Loading Events
  • This event has passed.

Using Geographic Information Systems (GIS) for Public Policy Research : a Social Sciences Computing Hub workshop

April 29, 2014 @ 10:00 am - 12:00 pm

Speaker(s): Dr. John Cullinan

Affiliation: JE Cairnes School of Business & Economics

Organised by: Social Sciences Computing Hub

Event Navigation

This workshop will provide an overview of Geographic Information Systems with a specific focus on how GIS can usefully be used for public policy research, inter-disciplinary and collaborative research, as well as for funding applications. It will discuss what exactly a GIS is, what data is required to usefully conduct GIS analysis, what types of analyses a GIS can be used for, as well as the sorts of questions it can help answer. A range of illustrative examples of GIS-based research in the area of public policy will be outlined, including applications relating to higher education accessibility, regional economic development, access to health services, market access, health gradients, food environments, location of public services, etc. In all cases the focus is on how GIS can be used to better inform policy decisions. The seminar will conclude with an overview of the GIS resources available at NUI Galway, including software, hardware, data, courses, training and supports.
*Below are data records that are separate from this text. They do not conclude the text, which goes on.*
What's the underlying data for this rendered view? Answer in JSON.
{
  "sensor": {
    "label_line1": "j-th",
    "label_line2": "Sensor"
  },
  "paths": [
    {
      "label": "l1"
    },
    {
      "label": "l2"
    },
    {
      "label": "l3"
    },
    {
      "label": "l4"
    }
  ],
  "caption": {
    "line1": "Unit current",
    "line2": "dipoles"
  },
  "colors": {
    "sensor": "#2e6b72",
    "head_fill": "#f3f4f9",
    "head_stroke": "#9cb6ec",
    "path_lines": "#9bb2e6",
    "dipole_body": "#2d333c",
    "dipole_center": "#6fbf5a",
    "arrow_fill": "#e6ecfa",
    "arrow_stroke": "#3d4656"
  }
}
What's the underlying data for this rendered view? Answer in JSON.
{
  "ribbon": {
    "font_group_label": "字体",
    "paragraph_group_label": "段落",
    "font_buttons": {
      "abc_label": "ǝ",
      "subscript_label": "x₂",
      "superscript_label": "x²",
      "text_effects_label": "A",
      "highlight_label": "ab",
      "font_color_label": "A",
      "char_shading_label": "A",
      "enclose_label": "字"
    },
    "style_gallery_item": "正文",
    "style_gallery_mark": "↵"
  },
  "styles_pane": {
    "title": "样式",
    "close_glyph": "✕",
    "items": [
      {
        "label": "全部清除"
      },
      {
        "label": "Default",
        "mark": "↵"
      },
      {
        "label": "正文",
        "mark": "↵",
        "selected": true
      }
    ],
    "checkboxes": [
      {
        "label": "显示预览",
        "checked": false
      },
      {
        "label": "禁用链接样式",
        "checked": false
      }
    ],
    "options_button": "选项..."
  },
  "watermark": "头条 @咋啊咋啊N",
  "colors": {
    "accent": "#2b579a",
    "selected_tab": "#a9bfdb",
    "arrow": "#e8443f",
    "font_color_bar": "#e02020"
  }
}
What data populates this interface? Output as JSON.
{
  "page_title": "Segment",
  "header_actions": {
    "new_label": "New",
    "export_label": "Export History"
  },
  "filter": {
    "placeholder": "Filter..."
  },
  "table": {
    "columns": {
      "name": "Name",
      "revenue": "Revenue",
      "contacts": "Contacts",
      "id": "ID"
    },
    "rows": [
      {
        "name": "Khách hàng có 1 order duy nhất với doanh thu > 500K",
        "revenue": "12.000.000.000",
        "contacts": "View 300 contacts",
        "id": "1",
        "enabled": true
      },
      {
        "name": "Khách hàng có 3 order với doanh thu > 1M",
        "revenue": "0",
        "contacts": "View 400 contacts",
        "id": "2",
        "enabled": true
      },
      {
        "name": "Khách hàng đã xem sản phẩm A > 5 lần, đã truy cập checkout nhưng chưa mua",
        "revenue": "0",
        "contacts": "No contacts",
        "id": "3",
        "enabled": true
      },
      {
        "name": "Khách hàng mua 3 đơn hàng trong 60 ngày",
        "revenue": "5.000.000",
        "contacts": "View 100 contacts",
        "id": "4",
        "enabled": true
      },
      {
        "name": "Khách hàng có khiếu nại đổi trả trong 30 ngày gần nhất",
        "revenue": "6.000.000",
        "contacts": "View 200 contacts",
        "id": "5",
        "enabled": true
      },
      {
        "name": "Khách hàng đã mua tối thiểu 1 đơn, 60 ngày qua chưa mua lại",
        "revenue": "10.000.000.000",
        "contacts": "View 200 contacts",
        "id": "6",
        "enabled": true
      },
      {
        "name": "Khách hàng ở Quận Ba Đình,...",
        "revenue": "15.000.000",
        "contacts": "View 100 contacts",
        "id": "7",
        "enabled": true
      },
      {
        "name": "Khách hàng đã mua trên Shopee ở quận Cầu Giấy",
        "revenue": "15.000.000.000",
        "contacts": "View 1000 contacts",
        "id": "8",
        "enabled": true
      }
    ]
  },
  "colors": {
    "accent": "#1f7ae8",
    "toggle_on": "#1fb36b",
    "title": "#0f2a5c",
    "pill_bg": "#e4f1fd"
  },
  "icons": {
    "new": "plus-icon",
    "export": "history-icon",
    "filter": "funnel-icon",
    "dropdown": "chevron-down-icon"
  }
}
The workshop will be delivered by Dr. John Cullinan. John Cullinan is a Lecturer in Economics and joined the JE Cairnes School of Business & Economics in 2010. John completed his doctoral studies at NUI Galway in 2009, where his work focused on the valuation of environmental public goods using econometric, spatial microsimulation and GIS techniques. John holds a primary degree in Actuarial and Financial Studies and an MA in Economics from University College Dublin, as well as an MSc in Econometrics and Mathematical Economics from the London School of Economics. John was a Visiting Scholar at the University of California, Berkeley in 2008. John also sits on NUI Galway’s GIS Centre Committee.

Workshop presentation